“Sometimes I wonder which side God’s on.”
Genres, Themes, Actors, and Directors:
We never really get to know any of the characters, though we do pay closer attention to a few — such as Red Buttons’ paratrooper Private Steele, who landed on the pinnacle of a church tower in Sainte-Mère-Église (and ultimately suffered a much better fate than the majority of his compatriots).
For those interested in World War II logistics (i.e., tactics and battles), this film is essential viewing — especially given how accurate it is in many ways. (See either Wikipedia’s entry, IMDb’s Trivia page, or one of several YouTube video reviews — such as the one put out by A Million Movies — for a comprehensive overview.) Of course, there are also some notable gaps and omissions — such as the fact that while 1700 African-American soldiers took place in D-Day, none are shown in this movie.
Cinematically, this film is wonderfully innovative in terms of having native languages spoken by the German and French characters, thus putting the cognitive “lift” on audience-goers to read a few subtitles. (Indeed, English isn’t heard until 10 minutes into the movie.) It’s also, of course, notable for having so many big name stars in the cast, each with varying (and sometimes minimal) degrees of screen time. Perhaps most front-and-center is John Wayne as Lt. Colonel Benjamin Vandervoot, who’s given several memorable grandstanding lines:
Other big-name actors playing real people include (but are not limited to) Peter Lawford as Brigadier Simon Fraser:
… Robert Mitchum as Brigadier Gen. Norman Cota:
… Robert Ryan as Brigadier Gen. James M. Gavin:
… and Curd Jürgens as Infantry General Günther Blumentritt.
Additional well-known actors inhabiting a diverse cross-section of fictional characters include (but once again aren’t limited to) Leo Genn and Mel Ferrer:
… Richard Burton:
… Sal Mineo:
… Sean Connery:
… Eddie Albert:
… Jeffrey Hunter:
… Gert Fröbe:
… Peter van Eyck:
… George Segal, Robert Wagner, Rod Steiger, Richard Beymer, Jean Servais, Jean-Louis Barrault, and Roddy MacDowall (who came over to participate due to being bored on the set of Cleopatra).
Whew!

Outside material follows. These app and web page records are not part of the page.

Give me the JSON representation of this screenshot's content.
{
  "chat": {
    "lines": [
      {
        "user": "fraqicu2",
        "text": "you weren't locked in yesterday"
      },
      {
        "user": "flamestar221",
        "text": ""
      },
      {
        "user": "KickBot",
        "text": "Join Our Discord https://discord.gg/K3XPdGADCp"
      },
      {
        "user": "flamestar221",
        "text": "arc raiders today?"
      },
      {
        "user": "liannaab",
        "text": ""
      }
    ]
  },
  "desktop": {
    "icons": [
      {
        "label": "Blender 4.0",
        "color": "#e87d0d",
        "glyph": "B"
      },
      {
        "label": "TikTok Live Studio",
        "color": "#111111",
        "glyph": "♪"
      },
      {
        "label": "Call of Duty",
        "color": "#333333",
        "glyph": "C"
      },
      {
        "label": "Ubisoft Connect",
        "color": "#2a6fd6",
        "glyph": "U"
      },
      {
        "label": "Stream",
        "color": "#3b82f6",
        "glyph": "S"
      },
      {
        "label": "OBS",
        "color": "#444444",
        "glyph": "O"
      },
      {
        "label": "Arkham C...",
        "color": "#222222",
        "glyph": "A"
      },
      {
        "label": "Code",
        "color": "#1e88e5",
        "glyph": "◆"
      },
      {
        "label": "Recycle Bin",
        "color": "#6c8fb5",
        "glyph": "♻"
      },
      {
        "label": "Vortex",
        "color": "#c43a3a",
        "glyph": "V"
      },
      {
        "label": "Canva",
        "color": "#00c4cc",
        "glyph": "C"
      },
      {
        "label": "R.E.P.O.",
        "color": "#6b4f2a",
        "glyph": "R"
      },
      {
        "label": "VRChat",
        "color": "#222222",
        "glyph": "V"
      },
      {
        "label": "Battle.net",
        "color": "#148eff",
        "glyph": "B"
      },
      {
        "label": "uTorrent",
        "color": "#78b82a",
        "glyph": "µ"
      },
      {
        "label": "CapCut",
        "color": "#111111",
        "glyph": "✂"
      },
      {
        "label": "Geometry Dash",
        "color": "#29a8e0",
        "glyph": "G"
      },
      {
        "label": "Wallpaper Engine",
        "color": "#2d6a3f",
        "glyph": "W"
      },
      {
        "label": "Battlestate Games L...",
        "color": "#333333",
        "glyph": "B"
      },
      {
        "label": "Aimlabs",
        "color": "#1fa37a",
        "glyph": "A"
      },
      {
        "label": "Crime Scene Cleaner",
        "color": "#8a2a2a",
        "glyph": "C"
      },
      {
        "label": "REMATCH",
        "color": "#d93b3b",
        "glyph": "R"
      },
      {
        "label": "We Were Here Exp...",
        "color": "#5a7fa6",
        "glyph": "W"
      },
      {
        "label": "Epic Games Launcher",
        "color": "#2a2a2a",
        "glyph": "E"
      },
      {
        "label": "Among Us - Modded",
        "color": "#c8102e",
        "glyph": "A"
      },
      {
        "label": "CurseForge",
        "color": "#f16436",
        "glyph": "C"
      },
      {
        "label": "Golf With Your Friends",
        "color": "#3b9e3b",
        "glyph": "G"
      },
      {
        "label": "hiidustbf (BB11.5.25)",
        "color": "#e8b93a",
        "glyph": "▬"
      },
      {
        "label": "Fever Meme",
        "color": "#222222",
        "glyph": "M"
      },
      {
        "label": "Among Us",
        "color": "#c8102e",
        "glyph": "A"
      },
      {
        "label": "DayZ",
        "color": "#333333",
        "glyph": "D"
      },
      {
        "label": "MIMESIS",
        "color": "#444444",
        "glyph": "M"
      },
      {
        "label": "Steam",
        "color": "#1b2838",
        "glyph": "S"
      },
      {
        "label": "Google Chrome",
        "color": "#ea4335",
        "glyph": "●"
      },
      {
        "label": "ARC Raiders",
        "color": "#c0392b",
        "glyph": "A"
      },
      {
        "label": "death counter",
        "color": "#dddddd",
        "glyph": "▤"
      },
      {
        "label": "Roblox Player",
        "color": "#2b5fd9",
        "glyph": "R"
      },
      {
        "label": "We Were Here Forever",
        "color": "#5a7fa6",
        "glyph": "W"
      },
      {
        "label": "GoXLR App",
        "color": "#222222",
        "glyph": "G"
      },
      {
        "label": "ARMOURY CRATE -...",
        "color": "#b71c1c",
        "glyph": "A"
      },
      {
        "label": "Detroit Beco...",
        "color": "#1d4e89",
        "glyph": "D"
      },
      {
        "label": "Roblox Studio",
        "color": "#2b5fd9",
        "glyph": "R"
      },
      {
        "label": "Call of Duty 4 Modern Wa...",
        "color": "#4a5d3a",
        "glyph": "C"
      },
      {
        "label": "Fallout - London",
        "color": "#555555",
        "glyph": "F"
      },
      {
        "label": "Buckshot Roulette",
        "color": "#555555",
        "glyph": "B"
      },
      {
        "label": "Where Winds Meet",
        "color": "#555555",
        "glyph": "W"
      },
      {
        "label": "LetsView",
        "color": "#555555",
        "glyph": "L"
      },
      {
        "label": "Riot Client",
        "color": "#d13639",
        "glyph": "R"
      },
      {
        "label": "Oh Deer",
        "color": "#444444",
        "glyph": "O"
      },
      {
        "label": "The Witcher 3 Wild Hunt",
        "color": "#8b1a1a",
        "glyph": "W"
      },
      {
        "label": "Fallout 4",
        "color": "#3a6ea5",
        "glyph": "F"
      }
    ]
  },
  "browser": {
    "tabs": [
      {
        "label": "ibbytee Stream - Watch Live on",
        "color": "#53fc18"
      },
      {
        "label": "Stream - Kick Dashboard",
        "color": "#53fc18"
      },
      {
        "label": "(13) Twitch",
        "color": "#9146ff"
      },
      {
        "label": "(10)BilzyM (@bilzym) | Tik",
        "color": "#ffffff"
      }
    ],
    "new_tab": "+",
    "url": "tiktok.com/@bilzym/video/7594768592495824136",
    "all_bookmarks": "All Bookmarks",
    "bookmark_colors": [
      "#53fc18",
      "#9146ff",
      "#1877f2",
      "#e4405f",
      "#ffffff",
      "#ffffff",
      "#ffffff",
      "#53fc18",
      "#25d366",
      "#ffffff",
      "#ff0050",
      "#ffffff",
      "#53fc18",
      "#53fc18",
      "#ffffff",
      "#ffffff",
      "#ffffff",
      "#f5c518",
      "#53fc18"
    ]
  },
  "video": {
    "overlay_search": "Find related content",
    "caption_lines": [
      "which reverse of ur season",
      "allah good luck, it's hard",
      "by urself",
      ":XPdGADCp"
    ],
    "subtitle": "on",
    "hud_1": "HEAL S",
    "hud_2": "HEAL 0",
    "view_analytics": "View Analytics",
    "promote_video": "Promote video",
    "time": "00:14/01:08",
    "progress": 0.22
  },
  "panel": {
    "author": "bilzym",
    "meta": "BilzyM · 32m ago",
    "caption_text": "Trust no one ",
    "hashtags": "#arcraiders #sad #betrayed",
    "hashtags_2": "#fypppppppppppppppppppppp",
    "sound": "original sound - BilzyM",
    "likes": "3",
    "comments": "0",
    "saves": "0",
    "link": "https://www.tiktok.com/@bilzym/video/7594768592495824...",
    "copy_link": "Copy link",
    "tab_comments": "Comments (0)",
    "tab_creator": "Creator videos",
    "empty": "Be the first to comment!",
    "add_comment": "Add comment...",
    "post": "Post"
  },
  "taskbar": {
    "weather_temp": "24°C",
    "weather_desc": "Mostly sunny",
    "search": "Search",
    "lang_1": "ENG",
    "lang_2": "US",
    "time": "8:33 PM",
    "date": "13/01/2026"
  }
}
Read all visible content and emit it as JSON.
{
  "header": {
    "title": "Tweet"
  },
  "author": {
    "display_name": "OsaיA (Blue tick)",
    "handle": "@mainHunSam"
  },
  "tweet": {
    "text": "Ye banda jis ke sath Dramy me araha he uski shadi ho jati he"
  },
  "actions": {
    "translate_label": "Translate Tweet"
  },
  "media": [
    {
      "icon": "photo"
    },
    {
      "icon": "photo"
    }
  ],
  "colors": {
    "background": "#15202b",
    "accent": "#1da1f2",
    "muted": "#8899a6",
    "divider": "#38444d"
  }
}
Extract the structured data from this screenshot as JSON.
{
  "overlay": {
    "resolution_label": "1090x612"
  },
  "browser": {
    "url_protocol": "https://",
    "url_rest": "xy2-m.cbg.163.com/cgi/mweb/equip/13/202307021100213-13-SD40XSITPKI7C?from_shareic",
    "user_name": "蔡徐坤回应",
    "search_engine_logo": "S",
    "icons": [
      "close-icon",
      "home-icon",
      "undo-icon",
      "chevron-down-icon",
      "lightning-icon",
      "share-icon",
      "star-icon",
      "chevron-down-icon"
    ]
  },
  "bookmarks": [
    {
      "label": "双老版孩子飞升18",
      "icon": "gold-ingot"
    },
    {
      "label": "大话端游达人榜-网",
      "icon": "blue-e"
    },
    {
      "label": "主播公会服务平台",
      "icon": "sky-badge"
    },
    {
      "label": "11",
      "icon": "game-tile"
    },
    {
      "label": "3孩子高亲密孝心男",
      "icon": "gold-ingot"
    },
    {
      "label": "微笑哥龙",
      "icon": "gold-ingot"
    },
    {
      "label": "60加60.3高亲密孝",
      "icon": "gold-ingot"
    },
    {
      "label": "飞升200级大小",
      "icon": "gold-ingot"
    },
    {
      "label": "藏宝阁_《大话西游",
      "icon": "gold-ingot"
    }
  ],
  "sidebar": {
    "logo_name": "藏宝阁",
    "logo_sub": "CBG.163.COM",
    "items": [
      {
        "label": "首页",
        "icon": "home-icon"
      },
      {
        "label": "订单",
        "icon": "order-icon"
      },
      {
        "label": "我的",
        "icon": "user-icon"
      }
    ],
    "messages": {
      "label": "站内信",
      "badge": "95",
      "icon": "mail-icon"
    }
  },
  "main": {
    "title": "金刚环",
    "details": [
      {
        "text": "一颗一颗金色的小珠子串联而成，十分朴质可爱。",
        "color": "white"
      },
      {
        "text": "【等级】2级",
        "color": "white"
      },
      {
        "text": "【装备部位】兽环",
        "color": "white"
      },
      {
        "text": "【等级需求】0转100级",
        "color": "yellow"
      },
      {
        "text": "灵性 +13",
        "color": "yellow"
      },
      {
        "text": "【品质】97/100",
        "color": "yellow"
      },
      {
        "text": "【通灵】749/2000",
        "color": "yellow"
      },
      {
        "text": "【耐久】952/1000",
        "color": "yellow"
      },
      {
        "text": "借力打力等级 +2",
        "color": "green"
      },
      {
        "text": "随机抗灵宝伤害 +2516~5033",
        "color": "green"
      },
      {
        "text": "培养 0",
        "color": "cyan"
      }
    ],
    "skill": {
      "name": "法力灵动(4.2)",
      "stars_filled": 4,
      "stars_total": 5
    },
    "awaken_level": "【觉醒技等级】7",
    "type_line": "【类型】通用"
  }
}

While I’ll admit I quickly got battle-weary watching this epic war flick, it’s easy to see how appealing it would be to those with authentic interest in such matters. Favorite light-hearted moment: a group of nuns walk in and kick ass as field nurses during the heat of battle.
Notable Performances, Qualities, and Moments: